At the Institute for Local Self-Reliance, we believe that competition for goods and services helps communities, consumers, and the economy. This belief carries over into the mobile Internet access market, which is one of the reasons we oppose a merger between Sprint and T-Mobile. We’re not alone and we’ve now joined with other organizations as part of the 4Competition Coalition.
As the prospect of 5G wireless connectivity becomes more probable, these two companies claim that they need to merge in order to remain competitive with the other two mobile Internet access providers. In reality, reducing mobile subscriber options from four to three, creates no benefit for anyone except the companies with less competition.
In a press release announcing ILSR’s decision to join the Coalition, Christopher stated:
“Market competition between Sprint and T-Mobile has made mobile Internet access available to millions of low-income households. We are deeply concerned that this merger will harm those households and leave them without any affordable Internet access.”
Along with ILSR, trade group INCOMPAS joined the 4Competition Coalition. INCOMPAS also strongly advocates ample choice in the broadband arena and recognized Sprint and T-Mobile’s past work to keep competition alive.
So Much to Lose
Losing a mobile Internet access provider as an option is bad, but it isn’t the only consequence that we face if the merger goes through. The Coalition recognizes that results will likely be job losses, higher rates, locking out new entrants to the market, broken promises regarding 5G, and harm especially to people in rural areas. At least 11 states are also not convinced that a Sprint/T-Mobile merger is in the interest of their citizens and are reviewing the proposal.

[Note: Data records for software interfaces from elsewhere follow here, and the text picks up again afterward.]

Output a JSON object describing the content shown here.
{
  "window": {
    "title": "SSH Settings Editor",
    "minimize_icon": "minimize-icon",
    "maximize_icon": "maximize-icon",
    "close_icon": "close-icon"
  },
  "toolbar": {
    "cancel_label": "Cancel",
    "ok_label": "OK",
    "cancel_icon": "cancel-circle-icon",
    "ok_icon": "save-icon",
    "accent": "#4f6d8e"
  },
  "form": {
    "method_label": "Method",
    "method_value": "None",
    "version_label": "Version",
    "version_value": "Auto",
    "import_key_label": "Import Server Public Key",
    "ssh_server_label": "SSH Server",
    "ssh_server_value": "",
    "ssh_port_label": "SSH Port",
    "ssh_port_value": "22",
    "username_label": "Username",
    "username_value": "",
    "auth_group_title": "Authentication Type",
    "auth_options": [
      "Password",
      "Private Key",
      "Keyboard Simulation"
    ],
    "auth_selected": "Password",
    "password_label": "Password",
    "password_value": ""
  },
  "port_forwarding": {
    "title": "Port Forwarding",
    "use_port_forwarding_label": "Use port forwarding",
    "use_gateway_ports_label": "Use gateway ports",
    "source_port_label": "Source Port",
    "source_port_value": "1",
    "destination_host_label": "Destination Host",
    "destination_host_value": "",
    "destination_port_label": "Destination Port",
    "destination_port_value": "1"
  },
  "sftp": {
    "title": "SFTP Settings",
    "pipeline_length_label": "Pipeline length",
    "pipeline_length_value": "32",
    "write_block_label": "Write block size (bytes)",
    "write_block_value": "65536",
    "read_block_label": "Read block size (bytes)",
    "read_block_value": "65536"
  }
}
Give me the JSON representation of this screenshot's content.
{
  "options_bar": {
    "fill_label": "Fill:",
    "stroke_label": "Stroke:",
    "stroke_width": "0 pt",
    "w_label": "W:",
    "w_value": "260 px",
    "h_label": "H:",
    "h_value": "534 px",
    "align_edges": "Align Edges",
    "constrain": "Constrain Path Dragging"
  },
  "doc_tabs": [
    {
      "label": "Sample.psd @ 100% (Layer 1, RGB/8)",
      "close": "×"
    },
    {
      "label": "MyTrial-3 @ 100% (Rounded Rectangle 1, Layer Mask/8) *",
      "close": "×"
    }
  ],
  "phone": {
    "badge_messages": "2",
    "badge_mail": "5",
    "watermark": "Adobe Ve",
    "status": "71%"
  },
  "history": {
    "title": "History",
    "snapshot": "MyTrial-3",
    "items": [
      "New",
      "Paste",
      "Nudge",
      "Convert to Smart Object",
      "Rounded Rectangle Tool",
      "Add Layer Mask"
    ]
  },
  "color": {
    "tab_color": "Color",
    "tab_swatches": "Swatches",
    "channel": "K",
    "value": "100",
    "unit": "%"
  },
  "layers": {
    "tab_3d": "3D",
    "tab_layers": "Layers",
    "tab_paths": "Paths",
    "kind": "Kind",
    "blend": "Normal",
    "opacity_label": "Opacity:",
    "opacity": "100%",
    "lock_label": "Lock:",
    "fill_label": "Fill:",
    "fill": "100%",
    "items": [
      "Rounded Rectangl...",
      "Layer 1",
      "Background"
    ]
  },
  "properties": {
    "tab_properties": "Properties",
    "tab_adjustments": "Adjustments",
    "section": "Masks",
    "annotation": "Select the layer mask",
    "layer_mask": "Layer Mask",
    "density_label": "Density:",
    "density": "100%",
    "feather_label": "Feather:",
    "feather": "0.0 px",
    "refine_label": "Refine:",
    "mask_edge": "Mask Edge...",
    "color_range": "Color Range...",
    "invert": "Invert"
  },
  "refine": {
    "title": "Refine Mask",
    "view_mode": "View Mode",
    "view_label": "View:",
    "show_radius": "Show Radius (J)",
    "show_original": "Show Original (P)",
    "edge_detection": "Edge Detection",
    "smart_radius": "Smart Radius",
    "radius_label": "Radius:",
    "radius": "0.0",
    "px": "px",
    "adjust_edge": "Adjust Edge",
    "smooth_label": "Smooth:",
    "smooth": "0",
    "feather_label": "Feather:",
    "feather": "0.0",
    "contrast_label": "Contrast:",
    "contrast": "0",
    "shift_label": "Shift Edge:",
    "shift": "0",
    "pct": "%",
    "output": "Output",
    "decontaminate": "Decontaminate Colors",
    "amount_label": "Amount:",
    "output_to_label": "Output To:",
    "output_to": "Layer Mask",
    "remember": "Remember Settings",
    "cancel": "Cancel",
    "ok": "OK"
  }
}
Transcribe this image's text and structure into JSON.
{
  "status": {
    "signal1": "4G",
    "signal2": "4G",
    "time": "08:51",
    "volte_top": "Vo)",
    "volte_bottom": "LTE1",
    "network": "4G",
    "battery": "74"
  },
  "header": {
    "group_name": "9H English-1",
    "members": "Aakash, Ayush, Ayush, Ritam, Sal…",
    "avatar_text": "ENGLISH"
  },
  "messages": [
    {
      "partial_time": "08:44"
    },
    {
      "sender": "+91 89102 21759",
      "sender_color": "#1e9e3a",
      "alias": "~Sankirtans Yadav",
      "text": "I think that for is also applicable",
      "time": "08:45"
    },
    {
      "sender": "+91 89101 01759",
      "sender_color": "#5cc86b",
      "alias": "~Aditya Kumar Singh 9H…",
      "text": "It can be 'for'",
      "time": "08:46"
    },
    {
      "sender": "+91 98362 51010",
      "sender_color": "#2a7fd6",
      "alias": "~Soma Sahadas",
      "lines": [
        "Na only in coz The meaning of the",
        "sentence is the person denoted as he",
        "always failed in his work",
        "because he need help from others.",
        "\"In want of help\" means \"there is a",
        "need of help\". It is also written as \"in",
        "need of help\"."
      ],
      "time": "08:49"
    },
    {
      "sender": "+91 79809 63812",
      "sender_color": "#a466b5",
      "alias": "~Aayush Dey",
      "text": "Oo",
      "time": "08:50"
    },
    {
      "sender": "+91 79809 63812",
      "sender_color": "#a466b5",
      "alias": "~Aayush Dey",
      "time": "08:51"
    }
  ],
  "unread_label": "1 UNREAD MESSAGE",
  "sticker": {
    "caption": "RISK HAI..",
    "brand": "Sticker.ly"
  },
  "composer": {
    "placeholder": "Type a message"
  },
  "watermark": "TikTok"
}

In order to help spread the word and share information, the 4Competition Coalition is making resources available online. In addition to Petitions to stop the merger that have already been filed, anyone can access and read relevant research on expected impacts of the merger. There’s also a list of Legislators who aren’t convinced; is your elected official on the list? If not, perhaps you should contact them and get their opinion about the harmful proposal.
You can see a list of the entities that have joined the Coalition and follow the news at 4competition.org.
You can also follow them on Twitter @4CompCoalition.
This article was originally published on ILSR’s MuniNetworks.org. Read the original here.
Photo via Pixabay.